The end of compensation, however, doesn’t mean fiscal self-sufficiency. During the past three financial years, only one large Indian state — Odisha — recorded more than 14% annual growth in its GST collection. Four other states chalked up growth rates of between 10% and 14%, while 16 others saw single-digit expansion. Uttarakhand, which relies on tourism in its hill resorts, witnessed a decline. It is, for this reason, that “compensation has become such an important source of revenue for states,” says Indian Ratings and Research, a unit of Fitch Ratings Ltd. “Without it, the GST revenue growth of most states will not reach 14%.”
That makes now the perfect time for Team Modi to negotiate a new bargain, one that will give states a reasonable assurance in exchange for broadening the GST to include alcohol, gasoline, diesel, jet fuel, electricity and real estate. Three industries with long supply chains — textiles, automotive and property construction — will get the boost to create much-needed jobs. More so, if the revamped tax junks three out of the five rates, and become a true, value-added levy: Businesses paying GST should be able to claim maximum credit on inputs.
The current inflationary environment is shoring up tax collections and breeding complacency. GST for May, collected last month, jumped an impressive 56% from a year earlier to 1.45 trillion rupees. Some of this growth is an optical illusion: May 2021 was especially bad month for consumption in India because of a massive outbreak of the delta variant. Beyond the temporary boom, however, there is simmering unease in states like Tamil Nadu, Kerala and West Bengal, where Modi’s Bharatiya Janata Party is not in power. At present, GST collections are shared equally between New Delhi and the states. But the latter want the split to be tweaked in their favor if there’s to be no further compensation from “sin” taxes, which until recently were set aside entirely for them.
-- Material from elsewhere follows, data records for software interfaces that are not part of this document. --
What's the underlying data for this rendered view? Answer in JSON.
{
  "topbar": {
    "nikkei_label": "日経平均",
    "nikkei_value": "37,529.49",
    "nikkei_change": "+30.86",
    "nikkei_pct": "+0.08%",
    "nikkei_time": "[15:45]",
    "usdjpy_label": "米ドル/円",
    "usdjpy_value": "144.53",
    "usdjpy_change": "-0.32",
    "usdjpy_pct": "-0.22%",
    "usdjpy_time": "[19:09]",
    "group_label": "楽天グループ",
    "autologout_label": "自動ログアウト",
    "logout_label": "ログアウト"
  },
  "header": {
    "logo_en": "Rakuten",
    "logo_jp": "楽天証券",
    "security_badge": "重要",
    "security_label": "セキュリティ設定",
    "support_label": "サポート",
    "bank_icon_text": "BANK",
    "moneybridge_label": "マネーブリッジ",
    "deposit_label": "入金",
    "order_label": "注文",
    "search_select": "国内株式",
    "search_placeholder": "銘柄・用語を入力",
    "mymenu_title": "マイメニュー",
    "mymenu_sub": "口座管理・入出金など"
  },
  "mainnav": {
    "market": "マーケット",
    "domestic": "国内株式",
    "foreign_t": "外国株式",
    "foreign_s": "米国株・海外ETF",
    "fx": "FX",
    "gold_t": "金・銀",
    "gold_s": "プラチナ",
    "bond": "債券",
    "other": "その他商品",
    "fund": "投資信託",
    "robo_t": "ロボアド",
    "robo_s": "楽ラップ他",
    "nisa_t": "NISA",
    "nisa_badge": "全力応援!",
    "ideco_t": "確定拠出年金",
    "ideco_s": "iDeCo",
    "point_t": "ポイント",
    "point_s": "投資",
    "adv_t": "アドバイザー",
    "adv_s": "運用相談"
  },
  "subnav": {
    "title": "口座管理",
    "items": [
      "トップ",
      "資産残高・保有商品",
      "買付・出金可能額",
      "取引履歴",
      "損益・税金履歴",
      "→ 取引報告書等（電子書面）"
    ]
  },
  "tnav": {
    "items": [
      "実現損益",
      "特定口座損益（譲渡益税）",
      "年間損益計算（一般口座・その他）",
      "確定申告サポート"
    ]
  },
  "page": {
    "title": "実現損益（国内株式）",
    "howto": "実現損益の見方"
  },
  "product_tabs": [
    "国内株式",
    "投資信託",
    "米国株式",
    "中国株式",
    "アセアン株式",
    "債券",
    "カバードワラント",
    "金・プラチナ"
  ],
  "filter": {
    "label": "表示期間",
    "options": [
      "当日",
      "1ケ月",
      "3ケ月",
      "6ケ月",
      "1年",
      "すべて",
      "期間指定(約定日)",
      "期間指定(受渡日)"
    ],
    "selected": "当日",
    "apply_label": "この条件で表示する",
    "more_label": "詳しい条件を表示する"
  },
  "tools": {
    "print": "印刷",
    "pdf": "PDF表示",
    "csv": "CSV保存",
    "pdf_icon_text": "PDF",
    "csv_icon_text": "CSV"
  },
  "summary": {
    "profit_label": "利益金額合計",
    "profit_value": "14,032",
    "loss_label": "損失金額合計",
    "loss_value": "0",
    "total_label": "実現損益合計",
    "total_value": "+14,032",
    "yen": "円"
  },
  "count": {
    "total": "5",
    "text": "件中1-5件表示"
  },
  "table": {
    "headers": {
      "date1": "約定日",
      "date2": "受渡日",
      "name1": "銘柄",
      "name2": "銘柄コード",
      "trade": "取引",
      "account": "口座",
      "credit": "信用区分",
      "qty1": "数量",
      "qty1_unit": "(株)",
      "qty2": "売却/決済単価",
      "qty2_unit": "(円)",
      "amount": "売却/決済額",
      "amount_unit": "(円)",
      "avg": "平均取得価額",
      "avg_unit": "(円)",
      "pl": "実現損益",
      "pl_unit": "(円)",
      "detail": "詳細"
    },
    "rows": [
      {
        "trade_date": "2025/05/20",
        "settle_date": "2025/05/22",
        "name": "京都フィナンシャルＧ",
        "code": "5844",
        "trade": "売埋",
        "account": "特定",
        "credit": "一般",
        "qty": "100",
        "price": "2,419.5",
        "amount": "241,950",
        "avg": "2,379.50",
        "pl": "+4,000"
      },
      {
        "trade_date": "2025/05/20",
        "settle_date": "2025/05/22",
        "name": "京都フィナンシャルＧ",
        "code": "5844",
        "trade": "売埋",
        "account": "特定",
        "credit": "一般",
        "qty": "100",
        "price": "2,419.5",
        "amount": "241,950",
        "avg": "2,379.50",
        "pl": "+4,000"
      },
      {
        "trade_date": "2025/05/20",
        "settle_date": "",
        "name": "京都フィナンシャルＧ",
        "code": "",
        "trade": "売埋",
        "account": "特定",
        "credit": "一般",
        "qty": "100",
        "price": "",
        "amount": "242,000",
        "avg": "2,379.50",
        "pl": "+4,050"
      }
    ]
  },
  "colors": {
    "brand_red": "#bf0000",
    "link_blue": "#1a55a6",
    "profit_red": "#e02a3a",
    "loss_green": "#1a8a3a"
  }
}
The discontent runs deeper than bickering over a formula. A consumption tax is, by definition, regressive: It hurts the poor more than the rich. Overreliance on GST has reached the point that even the fee that banks charge for a new checkbook will now be taxed at 18%. Meanwhile, direct taxes on corporate profit have been slashed by the Modi government. Opposition politicians that want to get re-elected on the basis of pro-poor policies are finding that their hands are tied. Since GST is highly correlated with gross domestic product, more than half of a state’s own tax revenue is on autopilot. If they give up levies on alcohol, electricity, gasoline and diesel, they will lose control over another one-third. “You’ve effectively turned states into municipalities,” Tamil Nadu’s Finance Minister Palanivel Thiaga Rajan, a former Wall Street banker, recently told the Hindustan Times.
This is when municipalities in India need their own separate fiscal bargain to speed up urbanization minus pollution and squalor. According to Kelkar and his co-authors, a revamped Indian GST, its remit broadened, could stabilize at 14% — 6% for New Delhi; 6% for states and 2% straight to civic administrations. But this will weaken Modi’s near-monopolistic grip on the vote-grabbing potential of welfare projects. That’s perhaps the No. 1 reason why the prospects of another big-bang reform of India’s indirect taxes are practically nonexistent.